IIB data may not be accurate. Your comments.
We may get misled if we entirely rely on it. We may end up on a different track. Some insurers may not give data in the format that is actually wanted by IIB. For example, new insurers may give data in sub ICD level rather than ICD level. (ICD stands for International Classification of Diseases.) We depend on our data analysis and just crosscheck with IIB at the macro level. The more qualitative data we get, the better it is from the business perspective. If the common insurance database is available with accurate information, it will help the industry.
You have rich data from your claims experience. How would you improve on it? New insurers have a lot of questions at the time of proposal.
New companies are capturing detailed information about customer profile and medical conditions. It helps with proper customer segmentation. Beyond a certain level, we can't just fight on price. We will be competitive with proper segmentation. The detailed data capture has to happen to offer right pricing for customers. It will happen soon in health insurance. Agents will see other agents doing it and will follow suit.
Car insurance has started capturing a lot of information at the proposal stage to offer better premium rates for good drivers compared to bad drivers.
Exactly. Motor is doing it to a great extent and health will follow it. After all, motor and health are big portfolios of general insurance. Today, the available information is not good enough. The actuaries cannot do proper pricing due to lack of complete information. Right risks should get the right price.
(The first part of this interview was published on Friday. Read, "Bajaj Allianz General Insurance: Senior citizen mediclaim product has been profitable")
Reacting to market speculation that Forster's exit could have an impact on its two brands and their turnaround, a company spokesperson said: "It would be wrong to credit Jaguar Land Rover's turnaround to Carl-Peter Forster"

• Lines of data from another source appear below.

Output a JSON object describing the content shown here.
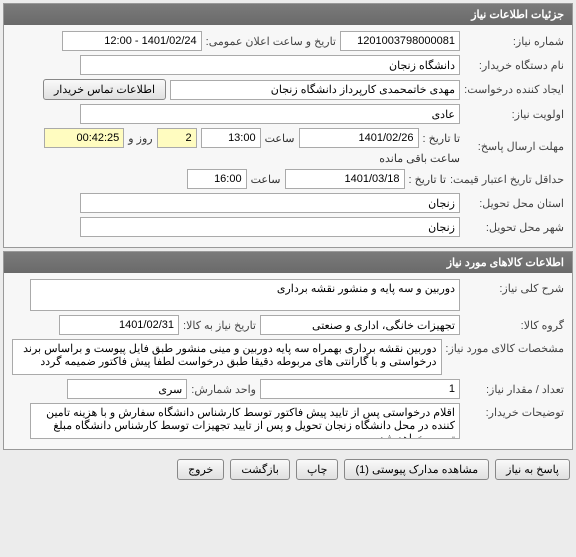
{
  "panel1": {
    "title": "جزئیات اطلاعات نیاز",
    "need_no_label": "شماره نیاز:",
    "need_no": "1201003798000081",
    "announce_label": "تاریخ و ساعت اعلان عمومی:",
    "announce_value": "1401/02/24 - 12:00",
    "buyer_label": "نام دستگاه خریدار:",
    "buyer_value": "دانشگاه زنجان",
    "creator_label": "ایجاد کننده درخواست:",
    "creator_value": "مهدی خاتمحمدی کارپرداز دانشگاه زنجان",
    "contact_btn": "اطلاعات تماس خریدار",
    "priority_label": "اولویت نیاز:",
    "priority_value": "عادی",
    "deadline_label": "مهلت ارسال پاسخ:",
    "to_date_label": "تا تاریخ :",
    "deadline_date": "1401/02/26",
    "time_label": "ساعت",
    "deadline_time": "13:00",
    "days_value": "2",
    "days_and": "روز و",
    "countdown": "00:42:25",
    "remaining": "ساعت باقی مانده",
    "min_credit_label": "حداقل تاریخ اعتبار قیمت:",
    "credit_date": "1401/03/18",
    "credit_time": "16:00",
    "province_label": "استان محل تحویل:",
    "province_value": "زنجان",
    "city_label": "شهر محل تحویل:",
    "city_value": "زنجان"
  },
  "panel2": {
    "title": "اطلاعات کالاهای مورد نیاز",
    "desc_label": "شرح کلی نیاز:",
    "desc_value": "دوربین و سه پایه و منشور نقشه برداری",
    "group_label": "گروه کالا:",
    "group_value": "تجهیزات خانگی، اداری و صنعتی",
    "need_date_label": "تاریخ نیاز به کالا:",
    "need_date_value": "1401/02/31",
    "spec_label": "مشخصات کالای مورد نیاز:",
    "spec_value": "دوربین نقشه برداری بهمراه سه پایه دوربین و مینی منشور طبق فایل پیوست و براساس برند درخواستی و با گارانتی های مربوطه دقیقا طبق درخواست لطفا پیش فاکتور ضمیمه گردد",
    "qty_label": "تعداد / مقدار نیاز:",
    "qty_value": "1",
    "unit_label": "واحد شمارش:",
    "unit_value": "سری",
    "buyer_note_label": "توضیحات خریدار:",
    "buyer_note_value": "اقلام درخواستی پس از تایید پیش فاکتور توسط کارشناس دانشگاه سفارش و با هزینه تامین کننده در محل دانشگاه زنجان تحویل و پس از تایید تجهیزات توسط کارشناس دانشگاه مبلغ تسویه خواهد شد"
  },
  "buttons": {
    "respond": "پاسخ به نیاز",
    "attach": "مشاهده مدارک پیوستی (1)",
    "print": "چاپ",
    "back": "بازگشت",
    "exit": "خروج"
  }
}
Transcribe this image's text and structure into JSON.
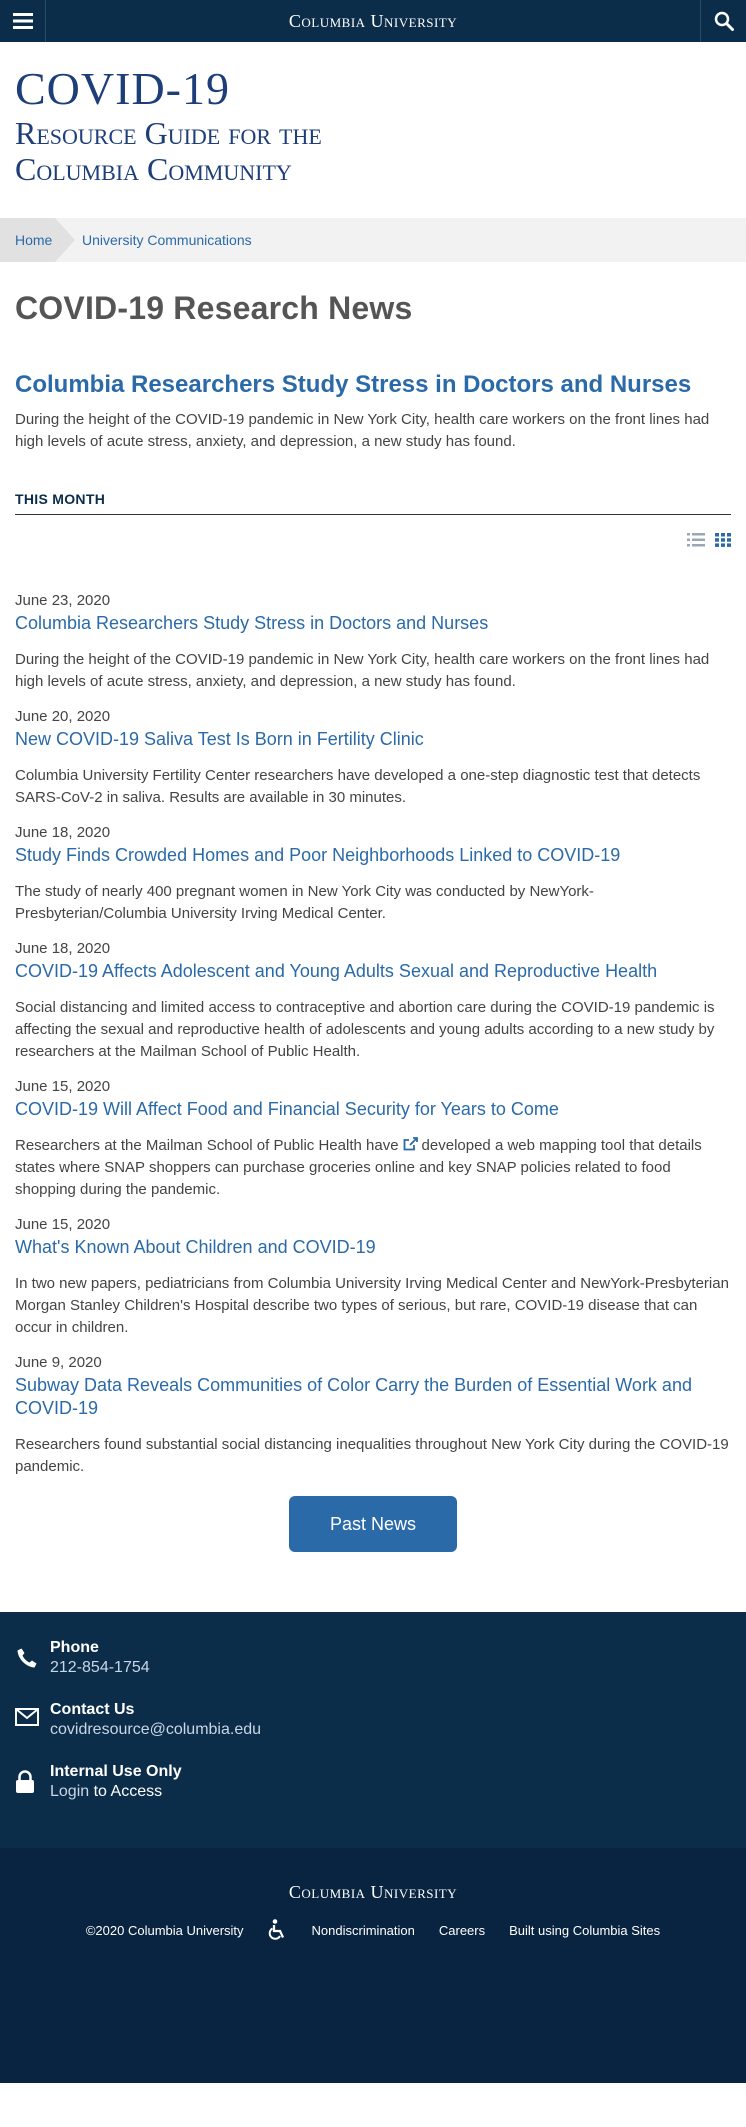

New Delhi: Tata Motors today said the sudden exit of its Group CEO and managing director Carl-Peter Forster will not impact the future of Jaguar Land Rover (JLR), stating that "it would be wrong to credit" the former executive for turning around the British marquee, reports PTI.
Reacting to market speculation that Forster's exit, at a time when sales of JLR have not been encouraging, could have an impact on its two brands and their turnaround, a company spokesperson said: "It would be wrong to credit Jaguar Land Rover's turnaround to Carl-Peter Forster."
He said the turnaround in JLR commenced 24 months ago, while Mr Forster had joined Tata Motors in February 2010.
After the downturn of 2008-09, JLR made operating profit of Rs325.27 crore in the quarter ended September 2009 that propelled Tata Motors' consolidated net profit to Rs21.78 crore, as against a loss of Rs941.75 crore in the same period a year ago.
According to the spokesperson, the turnaround of JLR was "following the successful efforts made by the management team to cut costs and the successful introduction of the new Jaguar XJ and XF sedans".
"The Jaguar Land Rover business has been following the operating plans put in place after Tatas took over the business," he added.
For the first quarter ended 30 June 2011, Tata Motors group posted a net profit of Rs1,999.62 crore as compared to Rs1,988.73 crore for the quarter ended 30 June 2010.
Reacting to Mr Forster's resignation, whose exit was announced after the market hours last Friday, the Tata Motors' scrip fell 0.41% on the BSE to Rs145.35 per share.
Market watchers had pointed out that his exit has not come at the right time as JLR sales have been not so encouraging this fiscal.
In the April-July period this fiscal, sales of Jaguar Land Rover were 81,209 units, up 6%. During the period, Jaguar sales were down 26% at 15,715 units while that of Land Rover were at 65,494 units, up 18%.
When he joined Tata Motors in February 2010, Mr Forster was given the overall responsibility of Tata Motors operations globally, including Jaguar Land Rover.